%%

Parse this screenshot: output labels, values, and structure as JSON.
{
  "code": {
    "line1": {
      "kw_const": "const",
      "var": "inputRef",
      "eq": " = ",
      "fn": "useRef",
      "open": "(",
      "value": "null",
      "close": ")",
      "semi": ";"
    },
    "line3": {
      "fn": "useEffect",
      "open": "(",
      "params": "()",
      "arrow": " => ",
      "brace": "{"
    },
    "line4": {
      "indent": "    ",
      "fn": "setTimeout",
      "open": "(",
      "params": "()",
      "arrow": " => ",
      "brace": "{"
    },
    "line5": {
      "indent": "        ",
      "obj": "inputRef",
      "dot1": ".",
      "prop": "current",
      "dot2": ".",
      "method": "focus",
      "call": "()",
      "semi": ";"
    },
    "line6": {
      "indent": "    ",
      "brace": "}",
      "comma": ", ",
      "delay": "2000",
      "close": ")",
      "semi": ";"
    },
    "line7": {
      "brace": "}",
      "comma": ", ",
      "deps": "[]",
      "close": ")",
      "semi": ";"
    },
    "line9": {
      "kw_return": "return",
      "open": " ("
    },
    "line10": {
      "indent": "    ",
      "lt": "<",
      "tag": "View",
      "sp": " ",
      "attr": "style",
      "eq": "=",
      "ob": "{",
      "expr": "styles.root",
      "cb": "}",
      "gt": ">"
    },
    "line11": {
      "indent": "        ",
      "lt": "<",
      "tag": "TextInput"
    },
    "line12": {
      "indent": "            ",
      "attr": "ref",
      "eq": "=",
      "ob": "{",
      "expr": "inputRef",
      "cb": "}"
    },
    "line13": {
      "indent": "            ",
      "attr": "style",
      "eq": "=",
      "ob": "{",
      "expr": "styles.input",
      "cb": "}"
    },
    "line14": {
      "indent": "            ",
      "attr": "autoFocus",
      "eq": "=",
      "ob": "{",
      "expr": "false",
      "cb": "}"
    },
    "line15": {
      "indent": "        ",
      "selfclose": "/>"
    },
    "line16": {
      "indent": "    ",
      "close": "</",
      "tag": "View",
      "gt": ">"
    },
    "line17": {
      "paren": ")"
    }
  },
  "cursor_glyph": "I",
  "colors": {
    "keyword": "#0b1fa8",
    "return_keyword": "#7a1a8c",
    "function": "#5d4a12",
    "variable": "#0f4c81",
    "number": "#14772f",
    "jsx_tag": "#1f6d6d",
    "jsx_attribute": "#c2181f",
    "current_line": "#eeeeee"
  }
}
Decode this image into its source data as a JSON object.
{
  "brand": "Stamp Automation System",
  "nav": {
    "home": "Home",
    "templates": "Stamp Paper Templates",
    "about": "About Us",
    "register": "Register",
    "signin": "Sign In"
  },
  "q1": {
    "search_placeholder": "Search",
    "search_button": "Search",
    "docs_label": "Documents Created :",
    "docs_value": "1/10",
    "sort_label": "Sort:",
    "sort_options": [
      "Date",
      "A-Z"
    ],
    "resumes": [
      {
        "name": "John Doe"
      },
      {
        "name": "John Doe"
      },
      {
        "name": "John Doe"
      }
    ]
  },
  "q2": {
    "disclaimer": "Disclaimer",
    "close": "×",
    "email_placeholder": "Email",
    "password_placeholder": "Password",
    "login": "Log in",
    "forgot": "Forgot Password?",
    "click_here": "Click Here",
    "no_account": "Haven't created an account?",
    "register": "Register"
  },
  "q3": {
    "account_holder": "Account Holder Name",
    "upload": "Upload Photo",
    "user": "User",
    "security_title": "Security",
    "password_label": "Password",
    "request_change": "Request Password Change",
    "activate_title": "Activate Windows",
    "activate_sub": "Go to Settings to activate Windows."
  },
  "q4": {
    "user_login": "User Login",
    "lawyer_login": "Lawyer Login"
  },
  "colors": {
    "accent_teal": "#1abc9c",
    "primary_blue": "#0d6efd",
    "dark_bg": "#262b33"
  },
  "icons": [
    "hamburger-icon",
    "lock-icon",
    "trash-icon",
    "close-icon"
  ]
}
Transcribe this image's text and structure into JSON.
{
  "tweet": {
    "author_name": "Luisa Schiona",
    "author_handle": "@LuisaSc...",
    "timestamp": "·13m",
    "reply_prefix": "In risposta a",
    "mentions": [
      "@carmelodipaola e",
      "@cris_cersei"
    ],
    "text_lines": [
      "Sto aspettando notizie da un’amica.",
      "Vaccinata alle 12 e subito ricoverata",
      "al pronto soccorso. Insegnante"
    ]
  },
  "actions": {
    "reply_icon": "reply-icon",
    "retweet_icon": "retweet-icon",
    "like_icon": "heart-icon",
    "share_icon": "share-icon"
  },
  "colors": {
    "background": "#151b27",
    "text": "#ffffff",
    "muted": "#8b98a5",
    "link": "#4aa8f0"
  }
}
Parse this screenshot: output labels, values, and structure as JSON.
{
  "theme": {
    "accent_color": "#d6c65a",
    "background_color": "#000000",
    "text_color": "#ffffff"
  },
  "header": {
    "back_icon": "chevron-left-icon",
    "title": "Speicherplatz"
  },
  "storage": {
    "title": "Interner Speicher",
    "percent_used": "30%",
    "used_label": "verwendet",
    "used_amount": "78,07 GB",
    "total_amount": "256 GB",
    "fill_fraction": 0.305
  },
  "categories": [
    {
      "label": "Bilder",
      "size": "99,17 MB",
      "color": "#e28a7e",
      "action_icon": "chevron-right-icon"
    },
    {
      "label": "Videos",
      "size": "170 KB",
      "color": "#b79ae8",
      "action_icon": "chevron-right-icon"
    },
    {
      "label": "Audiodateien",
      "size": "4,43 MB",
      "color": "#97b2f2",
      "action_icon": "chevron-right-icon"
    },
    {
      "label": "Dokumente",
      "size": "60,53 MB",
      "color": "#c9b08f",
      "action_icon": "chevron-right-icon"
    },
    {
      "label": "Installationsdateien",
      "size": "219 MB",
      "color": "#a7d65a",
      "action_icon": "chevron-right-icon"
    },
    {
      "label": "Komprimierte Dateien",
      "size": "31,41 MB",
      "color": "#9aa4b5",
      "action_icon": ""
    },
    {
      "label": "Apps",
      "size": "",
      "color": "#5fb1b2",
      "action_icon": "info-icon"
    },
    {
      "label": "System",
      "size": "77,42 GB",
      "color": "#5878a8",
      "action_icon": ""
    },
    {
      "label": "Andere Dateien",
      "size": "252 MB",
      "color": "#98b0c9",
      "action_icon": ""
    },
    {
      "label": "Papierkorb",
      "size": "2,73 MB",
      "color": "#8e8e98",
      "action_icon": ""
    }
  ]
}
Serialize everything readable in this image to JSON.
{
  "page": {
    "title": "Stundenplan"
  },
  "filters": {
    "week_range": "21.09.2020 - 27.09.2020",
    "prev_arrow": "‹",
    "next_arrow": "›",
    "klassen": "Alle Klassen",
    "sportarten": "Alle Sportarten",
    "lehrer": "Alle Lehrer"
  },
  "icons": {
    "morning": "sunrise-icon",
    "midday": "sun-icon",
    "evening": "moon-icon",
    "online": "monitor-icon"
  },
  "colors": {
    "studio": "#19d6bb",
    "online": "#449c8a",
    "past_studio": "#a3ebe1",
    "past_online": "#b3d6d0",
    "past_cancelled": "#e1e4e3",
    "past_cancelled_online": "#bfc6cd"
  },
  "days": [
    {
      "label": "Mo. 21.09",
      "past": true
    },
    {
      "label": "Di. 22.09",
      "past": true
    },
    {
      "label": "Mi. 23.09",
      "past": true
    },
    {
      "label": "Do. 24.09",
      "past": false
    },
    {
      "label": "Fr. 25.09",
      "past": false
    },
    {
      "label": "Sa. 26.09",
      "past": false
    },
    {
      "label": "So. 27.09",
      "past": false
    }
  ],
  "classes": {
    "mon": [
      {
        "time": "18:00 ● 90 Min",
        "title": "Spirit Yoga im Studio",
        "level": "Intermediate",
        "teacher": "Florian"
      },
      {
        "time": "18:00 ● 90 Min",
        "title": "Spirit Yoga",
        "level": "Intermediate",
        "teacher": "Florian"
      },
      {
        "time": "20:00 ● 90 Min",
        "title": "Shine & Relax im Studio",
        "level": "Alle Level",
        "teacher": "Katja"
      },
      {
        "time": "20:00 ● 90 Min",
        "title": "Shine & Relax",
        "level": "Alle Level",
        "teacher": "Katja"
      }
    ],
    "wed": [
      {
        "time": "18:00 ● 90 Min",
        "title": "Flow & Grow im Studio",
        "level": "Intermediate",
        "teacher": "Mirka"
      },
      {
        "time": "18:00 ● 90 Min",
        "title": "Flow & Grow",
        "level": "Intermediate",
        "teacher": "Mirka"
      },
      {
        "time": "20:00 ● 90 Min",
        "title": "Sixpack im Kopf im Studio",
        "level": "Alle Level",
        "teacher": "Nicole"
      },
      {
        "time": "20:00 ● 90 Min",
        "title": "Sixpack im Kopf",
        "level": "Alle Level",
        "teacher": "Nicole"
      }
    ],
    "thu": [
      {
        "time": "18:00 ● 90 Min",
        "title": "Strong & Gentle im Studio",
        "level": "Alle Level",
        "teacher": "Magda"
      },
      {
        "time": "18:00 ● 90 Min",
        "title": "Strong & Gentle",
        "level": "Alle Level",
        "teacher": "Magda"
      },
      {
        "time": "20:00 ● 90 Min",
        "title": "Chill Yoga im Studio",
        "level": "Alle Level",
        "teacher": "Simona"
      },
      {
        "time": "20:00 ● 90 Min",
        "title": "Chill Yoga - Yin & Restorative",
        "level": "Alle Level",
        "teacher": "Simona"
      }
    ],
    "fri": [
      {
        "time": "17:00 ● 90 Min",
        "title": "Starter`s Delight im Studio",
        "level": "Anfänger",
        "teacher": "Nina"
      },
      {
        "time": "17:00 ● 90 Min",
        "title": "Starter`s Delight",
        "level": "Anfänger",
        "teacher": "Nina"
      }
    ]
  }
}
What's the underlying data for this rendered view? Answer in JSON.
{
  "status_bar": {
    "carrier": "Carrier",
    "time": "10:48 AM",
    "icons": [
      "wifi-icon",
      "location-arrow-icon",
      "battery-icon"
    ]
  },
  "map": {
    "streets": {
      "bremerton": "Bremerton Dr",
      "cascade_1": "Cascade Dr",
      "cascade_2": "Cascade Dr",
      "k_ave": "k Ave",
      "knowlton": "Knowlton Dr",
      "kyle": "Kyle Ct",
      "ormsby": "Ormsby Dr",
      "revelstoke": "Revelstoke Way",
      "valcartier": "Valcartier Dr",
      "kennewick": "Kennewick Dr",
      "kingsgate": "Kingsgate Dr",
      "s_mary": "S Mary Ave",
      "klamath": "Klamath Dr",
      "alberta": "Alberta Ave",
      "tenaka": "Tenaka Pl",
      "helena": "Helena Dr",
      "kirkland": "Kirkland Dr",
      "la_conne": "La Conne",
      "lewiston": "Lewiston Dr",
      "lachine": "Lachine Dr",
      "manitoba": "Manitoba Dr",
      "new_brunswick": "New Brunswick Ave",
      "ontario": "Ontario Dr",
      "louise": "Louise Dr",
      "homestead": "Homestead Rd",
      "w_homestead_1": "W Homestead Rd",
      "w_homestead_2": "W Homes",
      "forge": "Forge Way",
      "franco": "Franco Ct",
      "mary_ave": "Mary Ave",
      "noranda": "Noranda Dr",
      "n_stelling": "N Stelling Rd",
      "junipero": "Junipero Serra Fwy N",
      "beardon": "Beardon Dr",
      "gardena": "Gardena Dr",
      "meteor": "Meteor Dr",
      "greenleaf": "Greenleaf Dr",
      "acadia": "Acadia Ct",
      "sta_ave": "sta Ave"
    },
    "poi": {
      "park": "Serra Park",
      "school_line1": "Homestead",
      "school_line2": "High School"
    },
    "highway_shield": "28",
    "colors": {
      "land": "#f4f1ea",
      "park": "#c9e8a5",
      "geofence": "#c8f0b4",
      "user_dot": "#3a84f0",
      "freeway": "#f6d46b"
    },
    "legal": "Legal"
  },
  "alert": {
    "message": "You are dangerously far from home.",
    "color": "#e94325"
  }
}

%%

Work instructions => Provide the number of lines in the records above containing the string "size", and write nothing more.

Final answer => 10